• [Records shown]
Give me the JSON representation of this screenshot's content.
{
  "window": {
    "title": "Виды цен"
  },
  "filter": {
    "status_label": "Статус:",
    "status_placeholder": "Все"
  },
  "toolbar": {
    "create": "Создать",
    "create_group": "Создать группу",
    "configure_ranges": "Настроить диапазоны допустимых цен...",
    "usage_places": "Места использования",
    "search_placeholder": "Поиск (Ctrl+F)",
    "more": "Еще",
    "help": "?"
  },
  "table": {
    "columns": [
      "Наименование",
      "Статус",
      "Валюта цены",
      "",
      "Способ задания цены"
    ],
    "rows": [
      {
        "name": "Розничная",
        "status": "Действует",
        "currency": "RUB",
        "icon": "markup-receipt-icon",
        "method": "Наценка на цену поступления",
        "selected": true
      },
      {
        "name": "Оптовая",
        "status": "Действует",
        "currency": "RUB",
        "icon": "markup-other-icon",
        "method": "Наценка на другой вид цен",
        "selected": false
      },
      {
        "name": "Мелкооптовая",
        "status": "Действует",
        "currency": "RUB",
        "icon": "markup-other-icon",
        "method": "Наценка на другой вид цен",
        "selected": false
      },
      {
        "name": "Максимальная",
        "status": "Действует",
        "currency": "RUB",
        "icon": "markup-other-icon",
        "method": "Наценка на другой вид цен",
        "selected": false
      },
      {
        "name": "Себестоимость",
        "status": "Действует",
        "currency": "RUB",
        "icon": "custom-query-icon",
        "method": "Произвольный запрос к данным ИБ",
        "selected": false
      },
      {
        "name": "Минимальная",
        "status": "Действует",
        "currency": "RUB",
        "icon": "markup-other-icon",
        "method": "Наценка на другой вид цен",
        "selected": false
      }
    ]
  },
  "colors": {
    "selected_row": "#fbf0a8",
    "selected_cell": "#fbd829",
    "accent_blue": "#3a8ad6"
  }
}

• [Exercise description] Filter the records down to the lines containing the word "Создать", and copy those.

• [Exercise result]
    "create": "Создать",
    "create_group": "Создать группу",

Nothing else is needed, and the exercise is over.